"They made very good use of the facility," he said. "It remains an important center of the Leon community."
The district closed the school to save money and because the school's facilities were inadequate.
"It was a wonderful place for kids to be educated, but increasingly difficult to justify to the rest of the school district," he said.
Students were consolidated into another elementary school, where Leon students could be in the same classrooms to "try to keep some feeling of community in a larger school," he said.
The district saved $350,000 to $400,000 annually, he said.
The Leon community was passionate about keeping the school open, but Hendricks said he thinks most people would say they made the best of a bad situation.
"The difficult part is doing what is right and appropriate for the whole district," he said. "Sometimes these difficult decisions need to be made on behalf of the entire district … even though (it's) very unfortunate for what usually is a very small percent of the district."
Faced with declining enrollment, the Prentice School District in 2005 closed Tripoli Elementary, a rural K-4 school about 15 miles east of Prentice.
More than 60 percent of the about 75 students were being bused from the Prentice area to the rural school, District Administrator Randy Bergman said.

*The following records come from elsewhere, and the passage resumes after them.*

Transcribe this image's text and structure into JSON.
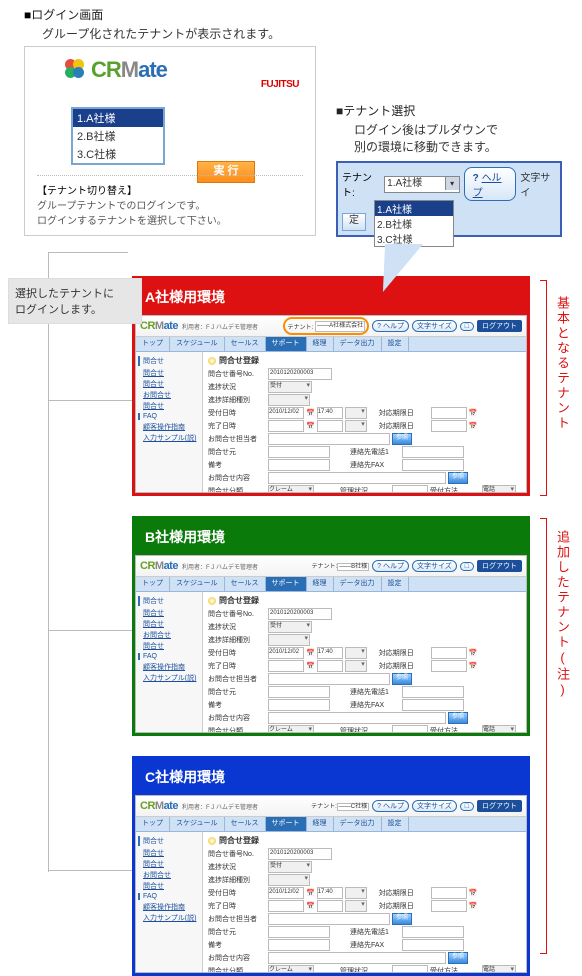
{
  "login": {
    "heading_prefix": "■",
    "heading": "ログイン画面",
    "subheading": "グループ化されたテナントが表示されます。",
    "brand_pre": "CR",
    "brand_m": "M",
    "brand_post": "ate",
    "fujitsu": "FUJITSU",
    "tenants": [
      "1.A社様",
      "2.B社様",
      "3.C社様"
    ],
    "exec": "実 行",
    "note_title": "【テナント切り替え】",
    "note_line1": "グループテナントでのログインです。",
    "note_line2": "ログインするテナントを選択して下さい。"
  },
  "tswitch": {
    "heading_prefix": "■",
    "heading": "テナント選択",
    "sub_line1": "ログイン後はプルダウンで",
    "sub_line2": "別の環境に移動できます。",
    "label": "テナント:",
    "selected": "1.A社様",
    "options": [
      "1.A社様",
      "2.B社様",
      "3.C社様"
    ],
    "help_q": "?",
    "help": "ヘルプ",
    "textsize": "文字サイ",
    "tei": "定"
  },
  "callout1": {
    "line1": "選択したテナントに",
    "line2": "ログインします。"
  },
  "right": {
    "top": "基本となるテナント",
    "bottom": "追加したテナント(注)"
  },
  "env": {
    "a_title": "A社様用環境",
    "b_title": "B社様用環境",
    "c_title": "C社様用環境"
  },
  "app": {
    "brand_pre": "CR",
    "brand_m": "M",
    "brand_post": "ate",
    "user_label": "利用者：F J ハムデモ管理者",
    "tenant_label": "テナント:",
    "tenant_val_a": "――A社様式会社",
    "tenant_val_b": "――B社様",
    "tenant_val_c": "――C社様",
    "help": "ヘルプ",
    "textsize": "文字サイズ",
    "fit": "□",
    "logout": "ログアウト",
    "menus": [
      "トップ",
      "スケジュール",
      "セールス",
      "サポート",
      "経理",
      "データ出力",
      "設定"
    ],
    "side_groups": [
      {
        "title": "問合せ",
        "links": [
          "問合せ",
          "問合せ",
          "お問合せ",
          "問合せ"
        ]
      },
      {
        "title": "FAQ",
        "links": [
          "顧客操作指南",
          "入力サンプル(説)"
        ]
      }
    ],
    "form_title": "問合せ登録",
    "labels": {
      "no": "問合せ番号No.",
      "no_val": "2010120200003",
      "status": "進捗状況",
      "status_val": "受付",
      "kubun": "進捗詳細種別",
      "kubun_val": "",
      "accept_date": "受付日時",
      "accept_date_val": "2010/12/02",
      "accept_time": "17:40",
      "respond_date": "対応期限日",
      "done_date": "完了日時",
      "handler": "お問合せ担当者",
      "ref": "参照",
      "from": "問合せ元",
      "phone": "連絡先電話1",
      "fax": "連絡先FAX",
      "note": "備考",
      "contact": "お問合せ内容",
      "category": "問合せ分類",
      "cat_val": "クレーム",
      "tanto": "管理状況",
      "method": "受付方法",
      "method_val": "電話"
    }
  }
}
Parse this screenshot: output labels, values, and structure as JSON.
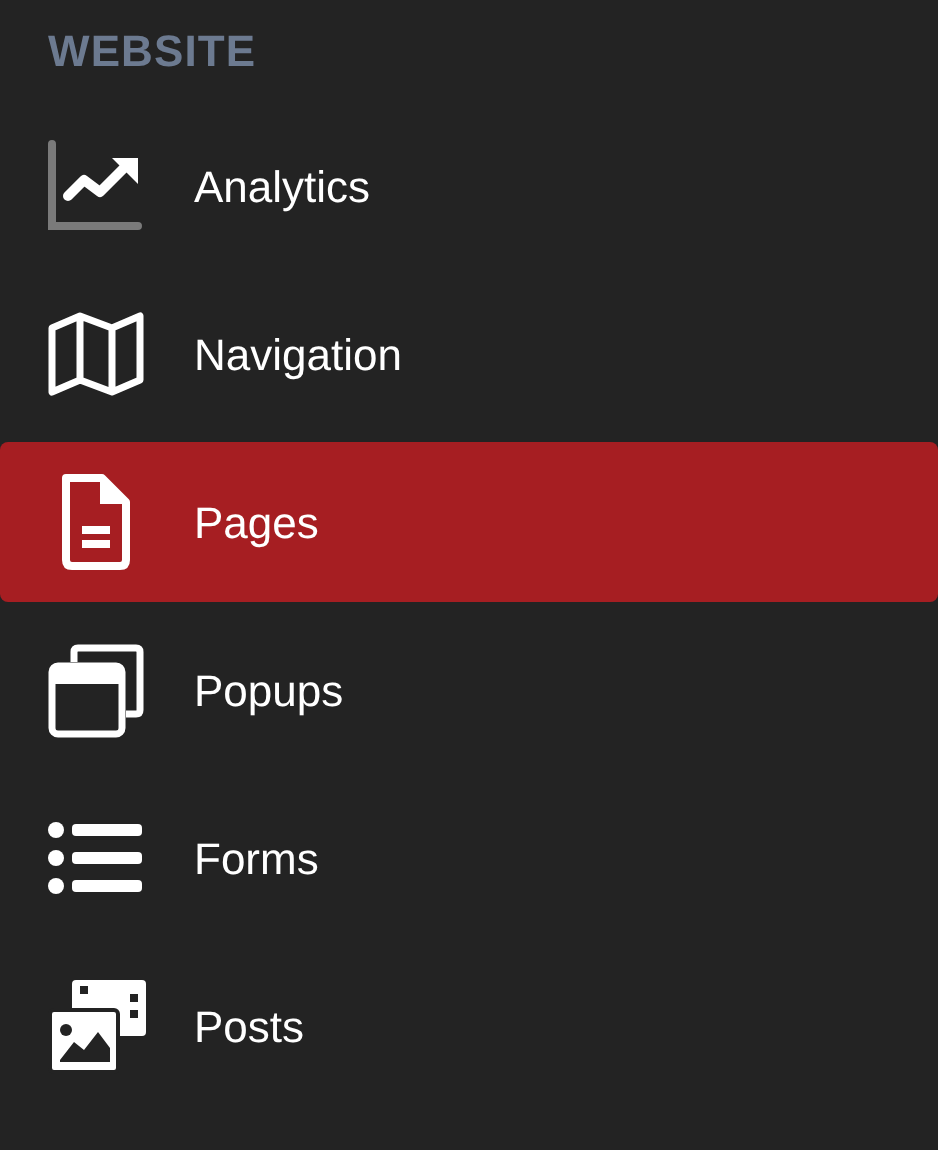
{
  "section": {
    "title": "WEBSITE"
  },
  "items": [
    {
      "label": "Analytics",
      "kind": "chart",
      "selected": false
    },
    {
      "label": "Navigation",
      "kind": "map",
      "selected": false
    },
    {
      "label": "Pages",
      "kind": "page",
      "selected": true
    },
    {
      "label": "Popups",
      "kind": "windows",
      "selected": false
    },
    {
      "label": "Forms",
      "kind": "list",
      "selected": false
    },
    {
      "label": "Posts",
      "kind": "media",
      "selected": false
    }
  ]
}
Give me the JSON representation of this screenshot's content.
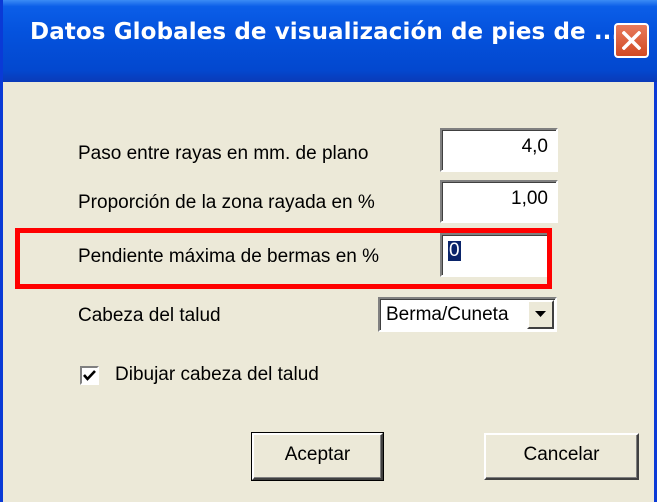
{
  "window": {
    "title": "Datos Globales de visualización de pies de ..."
  },
  "form": {
    "paso": {
      "label": "Paso entre rayas en mm. de plano",
      "value": "4,0"
    },
    "proporcion": {
      "label": "Proporción de la zona rayada  en %",
      "value": "1,00"
    },
    "pendiente": {
      "label": "Pendiente máxima de bermas en %",
      "value": "0"
    },
    "cabeza": {
      "label": "Cabeza del talud",
      "selected": "Berma/Cuneta"
    },
    "dibujar": {
      "label": "Dibujar cabeza del talud",
      "checked": true
    }
  },
  "buttons": {
    "accept": "Aceptar",
    "cancel": "Cancelar"
  },
  "colors": {
    "titlebar": "#0452dd",
    "highlight": "#ff0000",
    "dialog_bg": "#ece9d8"
  }
}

"We decided that it was not cost effective to transport out to there and back," he said.
The building also needed extensive work.
Tripoli students were consolidated into the K-12 building in Prentice.
Bergman said the buildings now are cozy, but the district realized "quite substantial" savings, including about $200,000 that would have been needed in repairs.
The building was sold.
There wasn't much public outcry over the closing, Bergman said, because "everybody could see we needed to do some cost cutting."